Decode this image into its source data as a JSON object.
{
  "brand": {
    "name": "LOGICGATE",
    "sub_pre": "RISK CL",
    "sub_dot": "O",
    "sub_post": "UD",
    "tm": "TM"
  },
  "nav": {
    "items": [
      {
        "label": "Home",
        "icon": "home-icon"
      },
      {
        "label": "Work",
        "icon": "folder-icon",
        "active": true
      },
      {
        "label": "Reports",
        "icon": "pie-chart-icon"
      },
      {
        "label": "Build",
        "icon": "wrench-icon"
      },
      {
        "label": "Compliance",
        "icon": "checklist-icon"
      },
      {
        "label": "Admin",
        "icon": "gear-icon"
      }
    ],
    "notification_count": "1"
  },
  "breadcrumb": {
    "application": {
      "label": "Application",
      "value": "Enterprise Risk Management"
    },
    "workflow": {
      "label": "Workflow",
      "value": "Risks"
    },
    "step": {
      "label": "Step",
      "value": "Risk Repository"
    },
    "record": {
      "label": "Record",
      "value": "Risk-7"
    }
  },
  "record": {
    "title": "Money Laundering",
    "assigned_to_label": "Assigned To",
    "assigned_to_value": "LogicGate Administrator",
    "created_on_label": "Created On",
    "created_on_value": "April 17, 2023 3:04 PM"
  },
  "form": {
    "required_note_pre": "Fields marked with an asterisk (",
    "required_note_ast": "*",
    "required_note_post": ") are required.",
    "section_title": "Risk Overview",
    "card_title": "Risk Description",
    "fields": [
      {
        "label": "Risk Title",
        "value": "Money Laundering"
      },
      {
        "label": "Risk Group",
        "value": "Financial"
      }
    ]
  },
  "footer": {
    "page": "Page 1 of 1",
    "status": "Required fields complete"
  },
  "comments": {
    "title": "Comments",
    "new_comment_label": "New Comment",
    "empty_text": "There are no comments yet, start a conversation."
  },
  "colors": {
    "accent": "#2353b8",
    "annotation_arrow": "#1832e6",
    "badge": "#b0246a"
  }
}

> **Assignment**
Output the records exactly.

> **Written solution**
Decode this image into its source data as a JSON object.
{
  "brand": {
    "name": "LOGICGATE",
    "sub_pre": "RISK CL",
    "sub_dot": "O",
    "sub_post": "UD",
    "tm": "TM"
  },
  "nav": {
    "items": [
      {
        "label": "Home",
        "icon": "home-icon"
      },
      {
        "label": "Work",
        "icon": "folder-icon",
        "active": true
      },
      {
        "label": "Reports",
        "icon": "pie-chart-icon"
      },
      {
        "label": "Build",
        "icon": "wrench-icon"
      },
      {
        "label": "Compliance",
        "icon": "checklist-icon"
      },
      {
        "label": "Admin",
        "icon": "gear-icon"
      }
    ],
    "notification_count": "1"
  },
  "breadcrumb": {
    "application": {
      "label": "Application",
      "value": "Enterprise Risk Management"
    },
    "workflow": {
      "label": "Workflow",
      "value": "Risks"
    },
    "step": {
      "label": "Step",
      "value": "Risk Repository"
    },
    "record": {
      "label": "Record",
      "value": "Risk-7"
    }
  },
  "record": {
    "title": "Money Laundering",
    "assigned_to_label": "Assigned To",
    "assigned_to_value": "LogicGate Administrator",
    "created_on_label": "Created On",
    "created_on_value": "April 17, 2023 3:04 PM"
  },
  "form": {
    "required_note_pre": "Fields marked with an asterisk (",
    "required_note_ast": "*",
    "required_note_post": ") are required.",
    "section_title": "Risk Overview",
    "card_title": "Risk Description",
    "fields": [
      {
        "label": "Risk Title",
        "value": "Money Laundering"
      },
      {
        "label": "Risk Group",
        "value": "Financial"
      }
    ]
  },
  "footer": {
    "page": "Page 1 of 1",
    "status": "Required fields complete"
  },
  "comments": {
    "title": "Comments",
    "new_comment_label": "New Comment",
    "empty_text": "There are no comments yet, start a conversation."
  },
  "colors": {
    "accent": "#2353b8",
    "annotation_arrow": "#1832e6",
    "badge": "#b0246a"
  }
}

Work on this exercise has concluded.